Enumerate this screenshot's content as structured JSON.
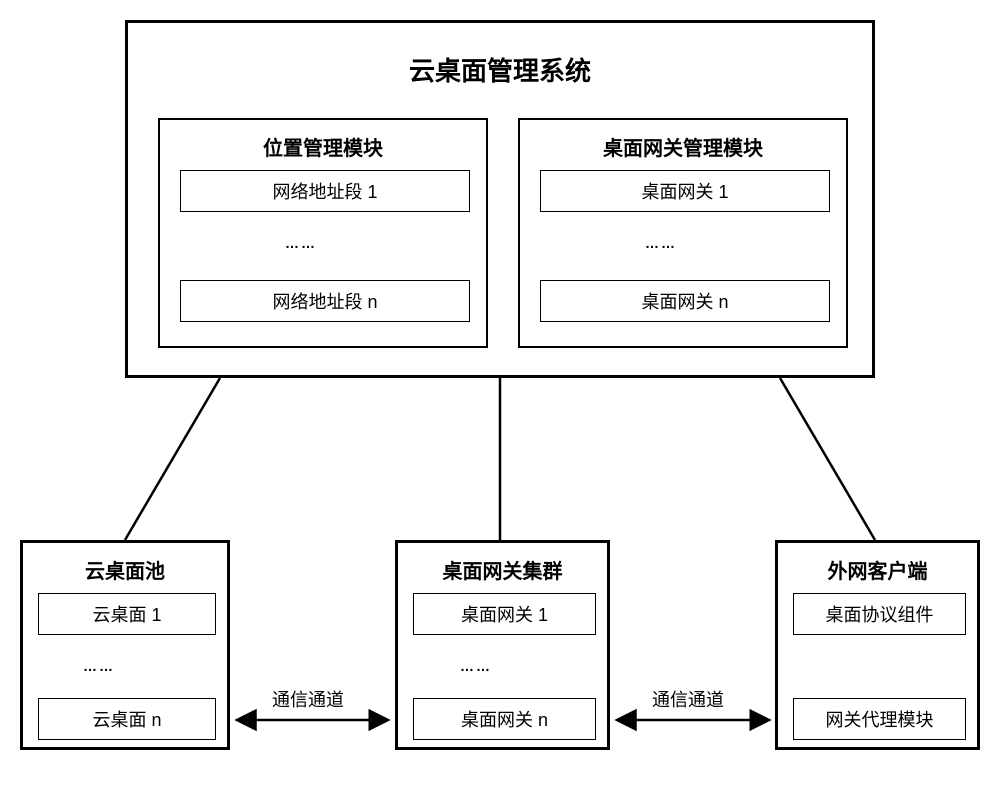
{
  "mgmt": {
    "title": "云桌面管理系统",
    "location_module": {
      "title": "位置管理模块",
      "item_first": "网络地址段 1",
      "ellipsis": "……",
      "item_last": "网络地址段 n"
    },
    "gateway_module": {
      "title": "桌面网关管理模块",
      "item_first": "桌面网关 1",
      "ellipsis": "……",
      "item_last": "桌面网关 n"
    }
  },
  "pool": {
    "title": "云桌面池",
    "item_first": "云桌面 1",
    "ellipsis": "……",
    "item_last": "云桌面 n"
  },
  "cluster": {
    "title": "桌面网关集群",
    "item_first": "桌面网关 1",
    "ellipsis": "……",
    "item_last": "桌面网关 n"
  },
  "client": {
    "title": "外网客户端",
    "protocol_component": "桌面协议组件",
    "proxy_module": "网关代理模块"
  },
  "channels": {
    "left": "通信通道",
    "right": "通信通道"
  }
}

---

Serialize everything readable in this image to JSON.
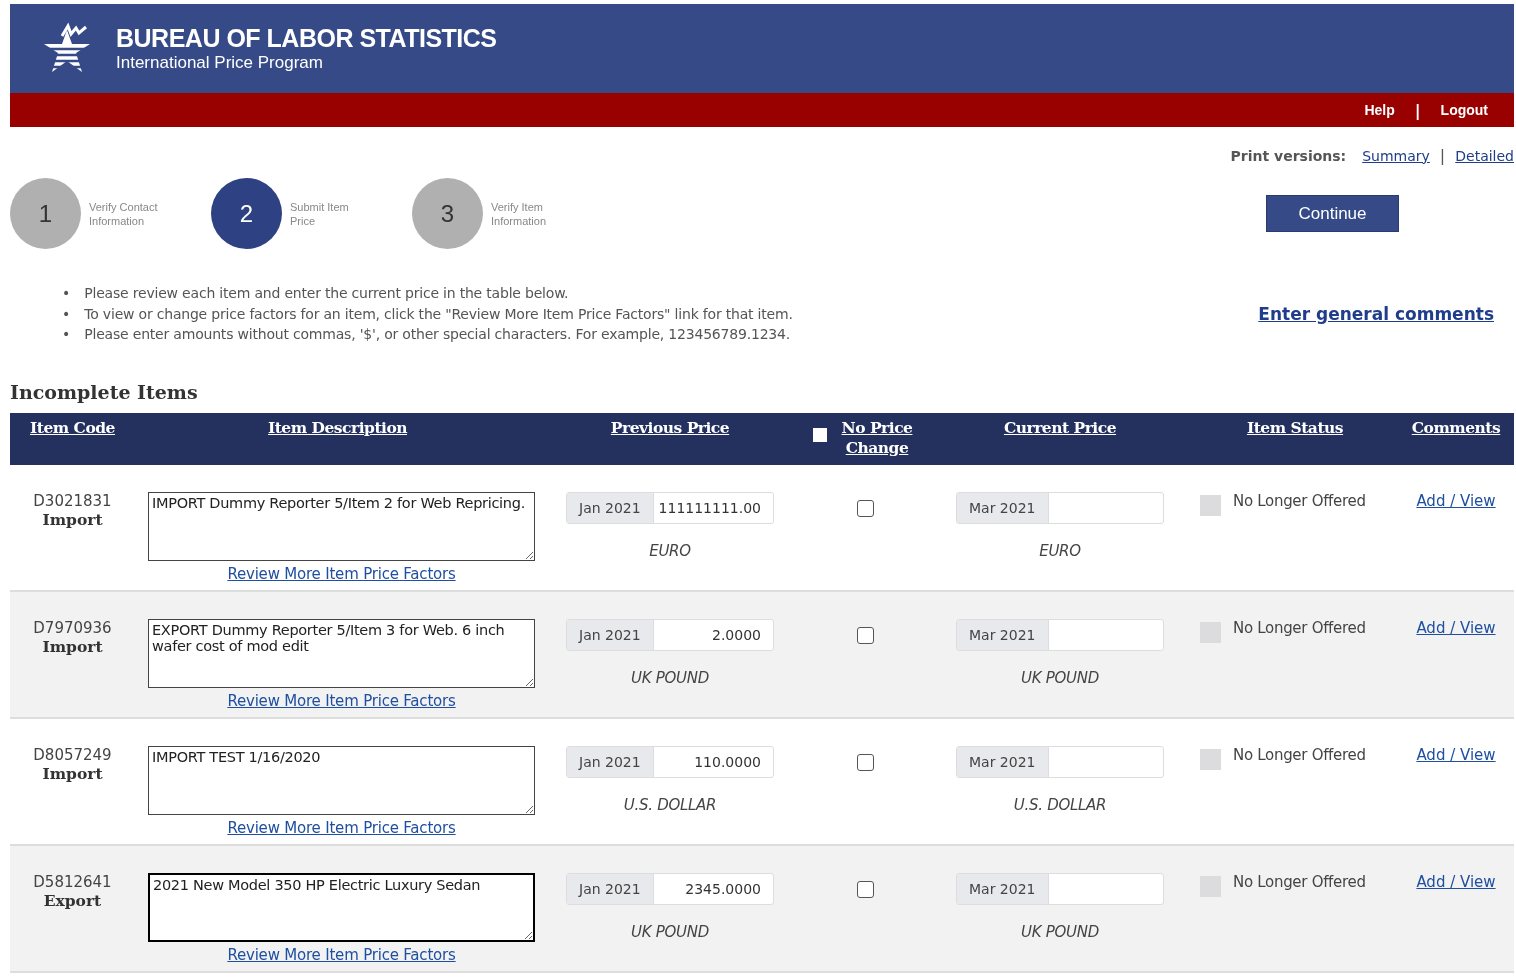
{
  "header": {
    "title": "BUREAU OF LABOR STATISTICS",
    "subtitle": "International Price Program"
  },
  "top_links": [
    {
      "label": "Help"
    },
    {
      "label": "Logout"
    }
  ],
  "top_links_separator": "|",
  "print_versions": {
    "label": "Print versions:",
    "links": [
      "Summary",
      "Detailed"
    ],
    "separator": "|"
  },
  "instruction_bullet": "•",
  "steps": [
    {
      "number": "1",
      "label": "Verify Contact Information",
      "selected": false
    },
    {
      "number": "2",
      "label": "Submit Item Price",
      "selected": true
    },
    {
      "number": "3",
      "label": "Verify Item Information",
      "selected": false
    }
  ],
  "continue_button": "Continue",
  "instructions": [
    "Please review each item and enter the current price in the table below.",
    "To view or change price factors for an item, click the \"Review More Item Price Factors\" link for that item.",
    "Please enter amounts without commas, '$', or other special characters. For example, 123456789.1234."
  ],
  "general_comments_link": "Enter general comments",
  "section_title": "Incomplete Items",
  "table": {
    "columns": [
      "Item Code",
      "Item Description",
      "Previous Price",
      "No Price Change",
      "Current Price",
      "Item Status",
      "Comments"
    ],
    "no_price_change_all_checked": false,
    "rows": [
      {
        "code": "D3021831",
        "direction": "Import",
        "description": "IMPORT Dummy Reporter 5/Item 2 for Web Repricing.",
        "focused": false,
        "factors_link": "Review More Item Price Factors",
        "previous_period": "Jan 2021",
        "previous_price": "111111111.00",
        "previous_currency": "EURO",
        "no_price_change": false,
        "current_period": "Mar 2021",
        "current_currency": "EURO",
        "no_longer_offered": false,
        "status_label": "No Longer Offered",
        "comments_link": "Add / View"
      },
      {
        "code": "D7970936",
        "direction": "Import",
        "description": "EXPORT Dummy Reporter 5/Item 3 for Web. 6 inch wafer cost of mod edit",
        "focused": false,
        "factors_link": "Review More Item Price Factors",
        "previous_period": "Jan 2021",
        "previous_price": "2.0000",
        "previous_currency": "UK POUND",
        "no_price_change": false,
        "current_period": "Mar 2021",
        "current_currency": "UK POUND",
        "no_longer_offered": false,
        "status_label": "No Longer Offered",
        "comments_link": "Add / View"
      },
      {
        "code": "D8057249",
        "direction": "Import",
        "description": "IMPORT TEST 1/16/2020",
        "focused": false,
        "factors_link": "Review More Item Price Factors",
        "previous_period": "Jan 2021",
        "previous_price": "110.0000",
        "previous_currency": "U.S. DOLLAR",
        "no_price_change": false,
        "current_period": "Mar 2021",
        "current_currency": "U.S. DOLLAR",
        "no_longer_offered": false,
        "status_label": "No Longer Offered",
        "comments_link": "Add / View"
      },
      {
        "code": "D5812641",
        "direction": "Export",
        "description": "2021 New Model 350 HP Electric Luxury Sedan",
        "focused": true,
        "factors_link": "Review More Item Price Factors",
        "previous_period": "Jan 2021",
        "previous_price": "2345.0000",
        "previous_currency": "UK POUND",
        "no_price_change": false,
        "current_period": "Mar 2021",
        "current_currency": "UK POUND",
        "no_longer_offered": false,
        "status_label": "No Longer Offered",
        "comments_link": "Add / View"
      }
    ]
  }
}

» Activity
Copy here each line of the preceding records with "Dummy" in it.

» Expected answer
        "description": "IMPORT Dummy Reporter 5/Item 2 for Web Repricing.",
        "description": "EXPORT Dummy Reporter 5/Item 3 for Web. 6 inch wafer cost of mod edit",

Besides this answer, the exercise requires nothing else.